Ordering poems becomes a familiar act if you consider the lyric poem in its original form—the song. And if you were the kind of incessant list-maker Nick Hornby describes in his novel High Fidelity, the kind who also made mix tapes from your album collection. If you were the kind of geek my college boyfriend, Tim, was and—admittedly—the kind I was too.
Our love affair began with a trade of tapes, and from there things got competitive. When we were twenty and camping in Michigan's Upper Peninsula, we spent our hikes making up imaginary tapes. One of us would suggest a topic—songs with a Bo Diddley beat, revenge songs for ex-lovers—and we would alternate naming titles until somebody was stumped and lost. Once, when we spent a year apart, we sent tapes through the mail. Instead of thanking each other, we rated them on a one- to five-star scale. By the time we moved in together, making the tapes had become a speed game. We assembled them together, alternating songs. Before the other person's song ended, you had to cue up a new one that fit or face humiliation.
Our pride and pains were immature, but I now think of that serious play as a beginning: It taught me one way to think about a book of poems. We were relentlessly critical of each other's sensibilities. (As Hornby's character Rob Fleming says, "Oh, there are loads of rules.") And we cared about the game, about solving a problem within a form. We titled the finished tapes, rubber-cemented cover art we cut from ads into the plastic cases. Tim even had an imaginary label, P. Pineapple Productions, so called in honor of his unrequited lust for a girl in his dorm named Pam. And years later, I remembered the obsolete art of the mix tape when I sat on my living room floor, surrounded by every poem I'd written, to order my first book for what would turn out to be the last time. The old questions still applied: Can I be surprising and still make sense? Can I intrigue someone I respect?
I no longer own even one record, but I have compiled the best advice on poem order I've gleaned—from books, editors, other poets, and experience—to make you, Dear Reader, this mix tape. Though I can already tell you, Tim would not give it more than four stars.
When Sgt. Pepper's Lonely Hearts Club Band came out in 1967, according to Rock of Ages, Rolling Stone's history of rock and roll, it was the first time anyone had asserted that an album itself made a whole. Before that, bands put out collections of unrelated, randomly sequenced songs, not unlike the way poets once put out collections of unconnected lyrics and called them Poems. It's now hard to imagine that an album, or a book of poetry, might not be a cohesive entity. But the good news for the poet is that the songs on Sgt. Pepper's aren't much more related than those on earlier Beatles' collections. In some ways, the album is more eclectic.

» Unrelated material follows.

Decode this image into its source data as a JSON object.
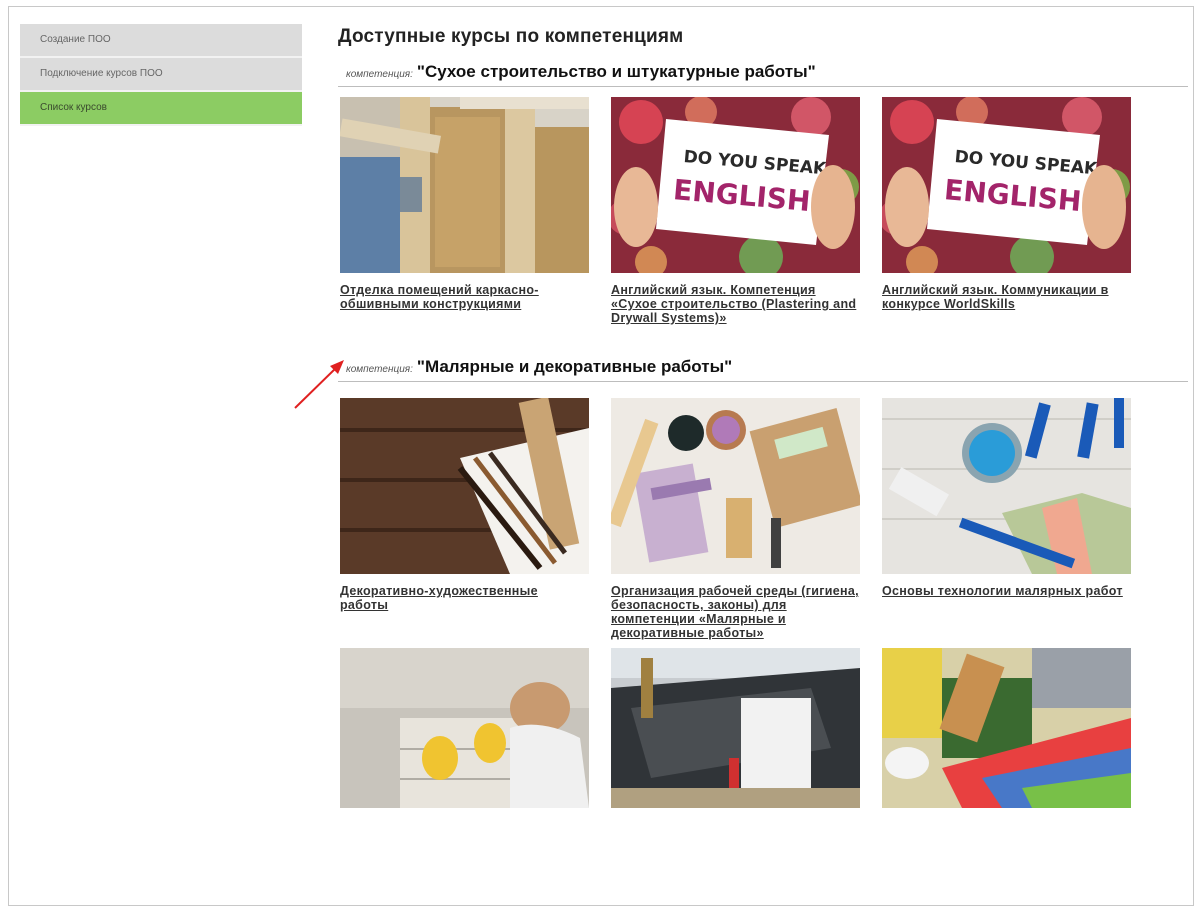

What's changed is that, like any good piece of writing, Sgt. Pepper's enters into a contract with its audience. Its title and cover art announce that the Beatles are donning the persona of a psychedelic vaudeville group; what you are about to hear is its performance. The Fab Four's glitzy costumes and the icons crowded around them on the album jacket hint at the showbiz razzle-dazzle, the grab bag of musical styles they will momentarily reach inside.
The result? If you think of a work of art as a physical space, the Beatles have performed the trick of enlarging their space by claiming to narrow it. H. Emerson Blake, former editor in chief of Milkweed Editions, says a poet can perform similar sleight of hand: A title and any section titles or governing conceit probably work best if they expand, rather than limit, the reader's understanding of the book. And when titling your book, in addition to asking, "What do all these poems have to do with one another?" he says you might also ask, "Who is the author who puts all of these poems—these marmalade skies, tangerine trees, and the Albert Hall—here in one place?" In the Beatles' case, a psychedelic vaudeville group.
Of course, poems are not necessarily autobiography—but if you were to consider the governing persona who speaks in your poems, how would you sum him or her up? Take a look at any of the following to see how poets can draw their versions of this character loosely: The Brass Girl Brouhaha by Adrian Blevins (Ausable Press, 2003), M-A-C-N-O-L-I-A by A. Van Jordan (Norton, 2004), and She Didn't Mean to Do It by Daisy Fried (University of Pittsburgh Press, 2000).
A poem is an accumulation of different kinds of repetition. When you repeat a pattern of stressed and unstressed syllables, you get meter; when you repeat sounds you get alliteration, rhyme, assonance; when you repeat images, you get a motif; when you repeat an idea, a theme. A poem's natural compression heightens these sensations of repetition. Something like this can happen over the length of a book as well, as various kinds of repetitions take place over a series of poems.
You can create cohesion in a manuscript by linking poems not just according to the obvious issues of theme, chronology, or similar forms, but also by repeated images, colors, and shapes. You can juxtapose: Follow a long poem with a short one; let a poem argue with whatever the last one asserted was true. Break up a group of similar poems to make the reading experience less symmetrical—intersperse, say, narrative poems from the point of view of a specific character with lyrics about objects that appear tangentially in the narratives. In this way the relationship among poems becomes more subtle and complex, more unexpected and, therefore, more exciting.